Task directions —
Print the data exactly as it is given, please.

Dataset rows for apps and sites
○ ○ ○ ○ ○

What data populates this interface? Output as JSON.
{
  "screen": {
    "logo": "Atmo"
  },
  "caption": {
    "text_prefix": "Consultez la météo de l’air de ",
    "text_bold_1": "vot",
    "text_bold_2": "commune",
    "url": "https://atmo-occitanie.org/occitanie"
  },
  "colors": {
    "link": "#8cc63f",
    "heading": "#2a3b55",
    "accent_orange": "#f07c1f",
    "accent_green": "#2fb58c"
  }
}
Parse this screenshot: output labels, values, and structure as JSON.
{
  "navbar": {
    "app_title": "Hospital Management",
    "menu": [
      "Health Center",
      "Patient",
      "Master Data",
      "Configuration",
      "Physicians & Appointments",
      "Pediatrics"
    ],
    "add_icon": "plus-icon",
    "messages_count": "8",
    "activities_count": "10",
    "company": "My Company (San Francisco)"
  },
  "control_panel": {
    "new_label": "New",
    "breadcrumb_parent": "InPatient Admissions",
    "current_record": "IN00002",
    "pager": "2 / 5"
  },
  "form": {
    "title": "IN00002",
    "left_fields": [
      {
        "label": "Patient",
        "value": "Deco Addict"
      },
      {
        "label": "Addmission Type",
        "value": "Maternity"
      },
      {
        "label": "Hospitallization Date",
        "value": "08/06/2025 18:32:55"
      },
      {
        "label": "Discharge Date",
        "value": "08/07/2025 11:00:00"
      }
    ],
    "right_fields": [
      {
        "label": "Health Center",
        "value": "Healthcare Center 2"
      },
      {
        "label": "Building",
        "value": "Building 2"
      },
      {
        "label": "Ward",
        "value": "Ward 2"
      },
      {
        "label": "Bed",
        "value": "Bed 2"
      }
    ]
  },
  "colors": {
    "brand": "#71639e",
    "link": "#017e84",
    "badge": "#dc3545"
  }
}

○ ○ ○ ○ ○

Task answer —
What data populates this interface? Output as JSON.
{
  "screen": {
    "logo": "Atmo"
  },
  "caption": {
    "text_prefix": "Consultez la météo de l’air de ",
    "text_bold_1": "vot",
    "text_bold_2": "commune",
    "url": "https://atmo-occitanie.org/occitanie"
  },
  "colors": {
    "link": "#8cc63f",
    "heading": "#2a3b55",
    "accent_orange": "#f07c1f",
    "accent_green": "#2fb58c"
  }
}
Parse this screenshot: output labels, values, and structure as JSON.
{
  "navbar": {
    "app_title": "Hospital Management",
    "menu": [
      "Health Center",
      "Patient",
      "Master Data",
      "Configuration",
      "Physicians & Appointments",
      "Pediatrics"
    ],
    "add_icon": "plus-icon",
    "messages_count": "8",
    "activities_count": "10",
    "company": "My Company (San Francisco)"
  },
  "control_panel": {
    "new_label": "New",
    "breadcrumb_parent": "InPatient Admissions",
    "current_record": "IN00002",
    "pager": "2 / 5"
  },
  "form": {
    "title": "IN00002",
    "left_fields": [
      {
        "label": "Patient",
        "value": "Deco Addict"
      },
      {
        "label": "Addmission Type",
        "value": "Maternity"
      },
      {
        "label": "Hospitallization Date",
        "value": "08/06/2025 18:32:55"
      },
      {
        "label": "Discharge Date",
        "value": "08/07/2025 11:00:00"
      }
    ],
    "right_fields": [
      {
        "label": "Health Center",
        "value": "Healthcare Center 2"
      },
      {
        "label": "Building",
        "value": "Building 2"
      },
      {
        "label": "Ward",
        "value": "Ward 2"
      },
      {
        "label": "Bed",
        "value": "Bed 2"
      }
    ]
  },
  "colors": {
    "brand": "#71639e",
    "link": "#017e84",
    "badge": "#dc3545"
  }
}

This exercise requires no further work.